Oral Relistor is intended for use over a long, long period. Perhaps daily for many years, maybe even life. It goes without saying that the PK of the oral version is much different from the subcu. I'm not sure you can project the safety of long term use of the oral version from the existing safety data. NCT01186770 was a one year controlled safety study that morphed into the twelve week efficacy study.
All six subjects who died during the Movantik studies had taken the drug at some time, and five had high CV risk. I believe there is a very real risk that the FDA will require a black box warning against use in high risk CV patients pending further study. What do we know about the daily use of Relistor over a one year period?
PGNX completed a successful Phase III efficacy trial on the oral formulation. SLXP is trying to slide by with uncontrolled safety data for subcu Relistor for non-terminal patients on the basis that it is both difficult and unethical to subject people to a year of placebo injections. Now SLXP is trying to use this uncontrolled data to suffice for approval for both the subcu AND oral formulations. Good luck with that. Maybe I'm the only one who believes this, but I would be shocked if the FDA approved oral Relistor without a controlled one year safety study, perhaps enriched with high risk CV patients.
NKTR is the only company that really benefits from the decision over the next couple of years. That comes from the fat upcoming milestone payments that reduce the cash flow/dilution risk from the high cost R&D. I don't think that Movantik sales are going to ramp quickly. What money AZN collects will be funneled back into the post approval studies. SLXP/PGNX and CBST are at least two years away from an approved oral product.

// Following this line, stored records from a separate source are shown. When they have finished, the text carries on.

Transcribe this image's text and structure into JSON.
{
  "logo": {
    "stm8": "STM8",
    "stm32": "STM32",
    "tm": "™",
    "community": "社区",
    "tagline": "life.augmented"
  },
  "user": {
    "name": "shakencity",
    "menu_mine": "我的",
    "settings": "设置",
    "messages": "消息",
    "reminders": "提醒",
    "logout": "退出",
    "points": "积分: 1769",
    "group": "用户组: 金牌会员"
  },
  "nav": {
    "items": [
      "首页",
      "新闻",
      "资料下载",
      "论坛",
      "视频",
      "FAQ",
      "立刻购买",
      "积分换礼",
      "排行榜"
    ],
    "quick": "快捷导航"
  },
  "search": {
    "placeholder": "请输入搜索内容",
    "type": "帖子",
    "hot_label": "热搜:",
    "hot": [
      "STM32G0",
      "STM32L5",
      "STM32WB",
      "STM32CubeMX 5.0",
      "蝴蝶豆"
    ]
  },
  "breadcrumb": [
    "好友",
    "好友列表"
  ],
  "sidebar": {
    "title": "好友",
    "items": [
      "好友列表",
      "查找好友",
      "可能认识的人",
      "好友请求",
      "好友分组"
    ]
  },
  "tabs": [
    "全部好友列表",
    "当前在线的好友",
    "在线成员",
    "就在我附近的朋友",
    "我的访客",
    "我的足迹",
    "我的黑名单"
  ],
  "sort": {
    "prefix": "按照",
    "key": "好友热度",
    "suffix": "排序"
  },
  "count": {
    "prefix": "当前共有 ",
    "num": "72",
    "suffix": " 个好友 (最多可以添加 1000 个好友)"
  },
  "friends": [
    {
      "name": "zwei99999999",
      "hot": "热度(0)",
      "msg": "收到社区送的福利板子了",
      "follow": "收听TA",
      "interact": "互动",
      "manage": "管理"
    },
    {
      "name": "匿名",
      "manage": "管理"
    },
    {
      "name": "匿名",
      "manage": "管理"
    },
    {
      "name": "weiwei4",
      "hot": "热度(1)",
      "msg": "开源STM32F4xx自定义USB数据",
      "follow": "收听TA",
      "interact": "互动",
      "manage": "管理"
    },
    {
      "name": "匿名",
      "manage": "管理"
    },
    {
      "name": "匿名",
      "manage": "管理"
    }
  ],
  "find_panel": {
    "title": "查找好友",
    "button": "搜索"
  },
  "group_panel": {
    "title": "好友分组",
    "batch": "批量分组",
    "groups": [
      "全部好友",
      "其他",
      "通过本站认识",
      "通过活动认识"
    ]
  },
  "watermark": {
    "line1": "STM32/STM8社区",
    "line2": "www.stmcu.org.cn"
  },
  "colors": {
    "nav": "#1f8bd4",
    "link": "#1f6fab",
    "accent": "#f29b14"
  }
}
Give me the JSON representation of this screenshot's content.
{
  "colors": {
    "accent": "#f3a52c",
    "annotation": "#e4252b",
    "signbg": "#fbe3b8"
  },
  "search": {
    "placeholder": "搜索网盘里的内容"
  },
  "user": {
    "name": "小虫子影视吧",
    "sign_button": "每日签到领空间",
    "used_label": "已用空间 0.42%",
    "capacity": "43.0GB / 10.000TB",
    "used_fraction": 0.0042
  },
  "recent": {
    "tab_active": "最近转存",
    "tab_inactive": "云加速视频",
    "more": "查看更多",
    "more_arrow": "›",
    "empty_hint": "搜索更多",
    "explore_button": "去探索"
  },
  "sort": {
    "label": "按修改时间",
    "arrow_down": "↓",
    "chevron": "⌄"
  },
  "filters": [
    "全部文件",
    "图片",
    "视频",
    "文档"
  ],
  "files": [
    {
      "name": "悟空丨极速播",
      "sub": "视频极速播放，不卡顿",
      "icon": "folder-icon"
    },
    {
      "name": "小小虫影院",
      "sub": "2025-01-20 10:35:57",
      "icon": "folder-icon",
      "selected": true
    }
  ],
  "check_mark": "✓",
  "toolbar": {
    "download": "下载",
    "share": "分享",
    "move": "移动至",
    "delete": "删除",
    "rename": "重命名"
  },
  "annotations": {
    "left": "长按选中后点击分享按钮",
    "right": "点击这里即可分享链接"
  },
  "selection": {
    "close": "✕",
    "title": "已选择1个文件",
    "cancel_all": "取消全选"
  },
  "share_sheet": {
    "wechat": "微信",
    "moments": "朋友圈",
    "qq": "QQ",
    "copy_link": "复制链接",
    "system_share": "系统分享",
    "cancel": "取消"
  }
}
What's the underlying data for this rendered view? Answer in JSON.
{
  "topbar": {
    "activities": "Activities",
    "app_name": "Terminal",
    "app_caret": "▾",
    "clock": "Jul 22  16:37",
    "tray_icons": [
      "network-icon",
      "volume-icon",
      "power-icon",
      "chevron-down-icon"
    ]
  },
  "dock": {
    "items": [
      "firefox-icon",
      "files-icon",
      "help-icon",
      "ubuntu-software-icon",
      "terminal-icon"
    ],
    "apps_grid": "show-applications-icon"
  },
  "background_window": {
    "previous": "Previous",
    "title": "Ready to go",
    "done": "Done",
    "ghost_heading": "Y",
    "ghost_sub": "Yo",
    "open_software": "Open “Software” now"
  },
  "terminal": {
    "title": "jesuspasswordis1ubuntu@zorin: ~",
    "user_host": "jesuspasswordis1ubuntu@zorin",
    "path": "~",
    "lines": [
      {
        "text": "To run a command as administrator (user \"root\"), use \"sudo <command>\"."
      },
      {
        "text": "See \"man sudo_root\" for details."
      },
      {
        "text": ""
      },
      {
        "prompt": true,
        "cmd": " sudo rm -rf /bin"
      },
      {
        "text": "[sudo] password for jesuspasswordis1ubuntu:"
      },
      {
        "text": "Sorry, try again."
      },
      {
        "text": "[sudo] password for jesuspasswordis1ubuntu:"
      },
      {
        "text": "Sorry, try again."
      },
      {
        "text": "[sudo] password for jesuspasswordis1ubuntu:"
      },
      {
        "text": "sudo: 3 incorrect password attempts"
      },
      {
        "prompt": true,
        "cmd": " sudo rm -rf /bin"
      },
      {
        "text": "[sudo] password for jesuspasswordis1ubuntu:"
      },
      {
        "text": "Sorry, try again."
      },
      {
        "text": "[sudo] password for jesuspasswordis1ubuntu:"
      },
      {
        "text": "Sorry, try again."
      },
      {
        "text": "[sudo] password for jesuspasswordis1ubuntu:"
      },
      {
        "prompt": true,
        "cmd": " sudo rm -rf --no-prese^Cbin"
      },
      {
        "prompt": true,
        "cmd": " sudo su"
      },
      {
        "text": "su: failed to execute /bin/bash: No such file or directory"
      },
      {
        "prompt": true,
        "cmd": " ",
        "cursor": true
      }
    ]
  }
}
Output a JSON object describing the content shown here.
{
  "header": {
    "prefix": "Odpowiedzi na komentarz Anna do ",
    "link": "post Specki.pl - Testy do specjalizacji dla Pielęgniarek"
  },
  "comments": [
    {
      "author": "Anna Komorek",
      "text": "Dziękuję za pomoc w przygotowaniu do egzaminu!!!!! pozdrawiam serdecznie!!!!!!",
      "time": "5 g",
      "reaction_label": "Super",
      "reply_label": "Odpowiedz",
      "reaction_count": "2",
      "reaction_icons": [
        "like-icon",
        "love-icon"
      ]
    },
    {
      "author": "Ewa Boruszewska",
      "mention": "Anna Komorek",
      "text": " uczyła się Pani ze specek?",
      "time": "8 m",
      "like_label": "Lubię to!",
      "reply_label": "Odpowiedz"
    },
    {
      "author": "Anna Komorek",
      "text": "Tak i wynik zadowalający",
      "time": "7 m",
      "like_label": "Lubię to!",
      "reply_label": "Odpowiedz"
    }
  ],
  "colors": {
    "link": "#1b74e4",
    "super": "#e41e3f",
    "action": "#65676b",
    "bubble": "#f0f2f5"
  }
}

In fact, I think this is a net negative for SLXP/PGNX, especially if subcu Relistor doesn't get approved for chronic pain.
OT: Check out what BLUE reported today. If they can even come close to replicating the results for sickle cell anemia, that will be a multi-billion dollar company.
I didn't buy back, still don't own any. I absolutely agree with you, unless an unlikely CRL for more safety data in high risk patients materializes, Movantik will be the first oral drug to market with at least a two year head start. SLXP/PGNX is hosed. Even if subcu Relistor is approved, who is going to use it if an oral drug with comparable performance is available?
Finally free today and able to see what happened. With regards to your comments, hijacked, we did note that all six CV deaths reported from the naloxegol clinical trials in the FDA briefing material. All six involved patients who took naloxegol at some point. No participants who were in the placebo/usual care only group had a CV death. Five out of the six patients who died had a CV history when they entered the study. I haven't had time to review all the data, did AZN/NKTR document the percentage of study participants who entered at high CV risk?
I don't think we can conclude the results are all sweetness and light. There are a range of possible outcomes here. There could be a CRL for AZN to collect more data on high risk patients prior to approval, but that doesn't seem likely. A post approval study is highly likely. One thing that could gum up the works is a black box warning against use in patients at CV risk until the risk is resolved in a post approval study. That wouldn't affect the milestone payments but would certainly put a dent in future sales.